___ INPUT FOR THIS TASK

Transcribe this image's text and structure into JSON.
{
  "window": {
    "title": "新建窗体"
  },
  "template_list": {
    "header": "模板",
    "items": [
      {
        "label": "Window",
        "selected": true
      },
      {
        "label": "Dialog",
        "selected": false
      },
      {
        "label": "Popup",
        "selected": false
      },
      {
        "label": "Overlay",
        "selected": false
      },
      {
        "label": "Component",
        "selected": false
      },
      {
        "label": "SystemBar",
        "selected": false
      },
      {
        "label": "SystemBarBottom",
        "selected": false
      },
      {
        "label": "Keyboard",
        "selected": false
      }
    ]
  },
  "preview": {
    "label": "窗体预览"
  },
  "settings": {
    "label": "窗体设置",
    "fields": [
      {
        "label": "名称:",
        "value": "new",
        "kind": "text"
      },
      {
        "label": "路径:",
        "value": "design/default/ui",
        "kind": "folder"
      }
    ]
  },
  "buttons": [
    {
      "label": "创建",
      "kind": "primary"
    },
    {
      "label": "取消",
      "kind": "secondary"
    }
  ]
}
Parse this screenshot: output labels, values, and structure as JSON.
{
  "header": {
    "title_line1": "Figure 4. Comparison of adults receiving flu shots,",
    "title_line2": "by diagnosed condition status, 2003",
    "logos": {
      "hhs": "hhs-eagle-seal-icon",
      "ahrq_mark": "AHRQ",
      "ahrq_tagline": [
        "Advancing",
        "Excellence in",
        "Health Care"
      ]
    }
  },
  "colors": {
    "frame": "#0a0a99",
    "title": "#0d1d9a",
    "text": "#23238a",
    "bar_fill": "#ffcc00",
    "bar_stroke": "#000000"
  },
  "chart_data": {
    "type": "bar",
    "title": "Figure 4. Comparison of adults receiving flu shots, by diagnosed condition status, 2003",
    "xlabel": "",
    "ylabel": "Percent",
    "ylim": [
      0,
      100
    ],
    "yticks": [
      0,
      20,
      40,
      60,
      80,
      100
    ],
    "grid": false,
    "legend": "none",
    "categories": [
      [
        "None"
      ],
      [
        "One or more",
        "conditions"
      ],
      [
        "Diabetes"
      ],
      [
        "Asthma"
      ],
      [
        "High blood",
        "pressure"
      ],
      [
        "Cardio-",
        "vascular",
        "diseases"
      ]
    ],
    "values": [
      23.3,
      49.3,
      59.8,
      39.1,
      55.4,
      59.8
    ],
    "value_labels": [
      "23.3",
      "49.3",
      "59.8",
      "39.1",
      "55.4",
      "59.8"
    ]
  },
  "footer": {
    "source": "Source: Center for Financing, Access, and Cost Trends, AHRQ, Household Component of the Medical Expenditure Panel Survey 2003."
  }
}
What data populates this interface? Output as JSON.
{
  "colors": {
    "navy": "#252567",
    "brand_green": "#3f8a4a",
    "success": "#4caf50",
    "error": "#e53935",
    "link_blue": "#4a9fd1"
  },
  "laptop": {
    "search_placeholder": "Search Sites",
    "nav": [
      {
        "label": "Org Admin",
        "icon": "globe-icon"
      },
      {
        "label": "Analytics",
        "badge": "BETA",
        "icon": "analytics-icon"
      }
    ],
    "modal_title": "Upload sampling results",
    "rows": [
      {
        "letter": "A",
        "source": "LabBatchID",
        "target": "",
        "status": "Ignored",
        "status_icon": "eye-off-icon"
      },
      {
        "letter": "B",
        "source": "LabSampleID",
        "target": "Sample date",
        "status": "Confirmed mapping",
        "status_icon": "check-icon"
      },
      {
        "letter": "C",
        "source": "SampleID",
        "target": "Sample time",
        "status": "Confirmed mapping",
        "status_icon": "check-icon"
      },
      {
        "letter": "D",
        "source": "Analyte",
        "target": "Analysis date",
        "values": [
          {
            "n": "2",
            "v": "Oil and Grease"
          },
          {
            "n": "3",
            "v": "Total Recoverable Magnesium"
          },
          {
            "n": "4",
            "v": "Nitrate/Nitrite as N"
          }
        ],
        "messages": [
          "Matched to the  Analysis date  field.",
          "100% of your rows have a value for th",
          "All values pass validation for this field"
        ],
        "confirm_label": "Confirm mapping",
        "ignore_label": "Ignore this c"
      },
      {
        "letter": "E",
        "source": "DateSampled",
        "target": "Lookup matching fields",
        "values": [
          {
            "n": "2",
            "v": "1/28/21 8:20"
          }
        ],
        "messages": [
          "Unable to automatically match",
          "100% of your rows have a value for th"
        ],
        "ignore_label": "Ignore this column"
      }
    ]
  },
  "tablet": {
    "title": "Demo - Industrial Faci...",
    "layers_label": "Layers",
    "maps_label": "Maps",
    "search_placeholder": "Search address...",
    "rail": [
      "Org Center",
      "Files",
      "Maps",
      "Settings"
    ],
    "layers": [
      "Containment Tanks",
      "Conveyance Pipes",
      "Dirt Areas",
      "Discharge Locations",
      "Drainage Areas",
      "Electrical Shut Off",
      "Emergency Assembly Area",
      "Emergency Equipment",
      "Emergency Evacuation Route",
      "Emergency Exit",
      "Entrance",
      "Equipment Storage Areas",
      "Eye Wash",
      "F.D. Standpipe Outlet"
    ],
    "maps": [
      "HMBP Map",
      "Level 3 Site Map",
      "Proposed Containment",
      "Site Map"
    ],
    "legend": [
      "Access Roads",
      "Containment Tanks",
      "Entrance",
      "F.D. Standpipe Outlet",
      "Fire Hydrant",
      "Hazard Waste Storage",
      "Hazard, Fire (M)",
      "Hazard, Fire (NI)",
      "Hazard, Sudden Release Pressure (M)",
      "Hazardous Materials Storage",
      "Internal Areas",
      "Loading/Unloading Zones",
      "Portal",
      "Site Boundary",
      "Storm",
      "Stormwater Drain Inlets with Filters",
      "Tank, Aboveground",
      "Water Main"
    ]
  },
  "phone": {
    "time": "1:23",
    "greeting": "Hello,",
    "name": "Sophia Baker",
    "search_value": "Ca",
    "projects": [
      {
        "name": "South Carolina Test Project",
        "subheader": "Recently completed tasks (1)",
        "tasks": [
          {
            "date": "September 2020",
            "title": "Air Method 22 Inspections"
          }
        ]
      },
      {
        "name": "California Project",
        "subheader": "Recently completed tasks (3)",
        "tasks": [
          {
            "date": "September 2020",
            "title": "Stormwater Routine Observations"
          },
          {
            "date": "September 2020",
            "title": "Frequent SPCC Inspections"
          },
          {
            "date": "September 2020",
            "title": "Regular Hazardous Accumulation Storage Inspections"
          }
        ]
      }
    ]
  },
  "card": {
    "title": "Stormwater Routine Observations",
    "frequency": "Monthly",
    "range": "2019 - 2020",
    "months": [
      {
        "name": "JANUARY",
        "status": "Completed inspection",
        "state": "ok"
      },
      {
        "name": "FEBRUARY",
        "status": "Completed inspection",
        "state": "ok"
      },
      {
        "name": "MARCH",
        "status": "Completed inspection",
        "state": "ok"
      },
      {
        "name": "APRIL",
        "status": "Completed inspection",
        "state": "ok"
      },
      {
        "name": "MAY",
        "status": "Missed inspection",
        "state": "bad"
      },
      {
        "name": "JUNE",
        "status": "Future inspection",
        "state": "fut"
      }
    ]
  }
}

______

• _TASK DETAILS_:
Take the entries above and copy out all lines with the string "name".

• _RESPONSE TO THIS TASK_:
    "name": "Sophia Baker",
        "name": "South Carolina Test Project",
        "name": "California Project",
        "name": "JANUARY",
        "name": "FEBRUARY",
        "name": "MARCH",
        "name": "APRIL",
        "name": "MAY",
        "name": "JUNE",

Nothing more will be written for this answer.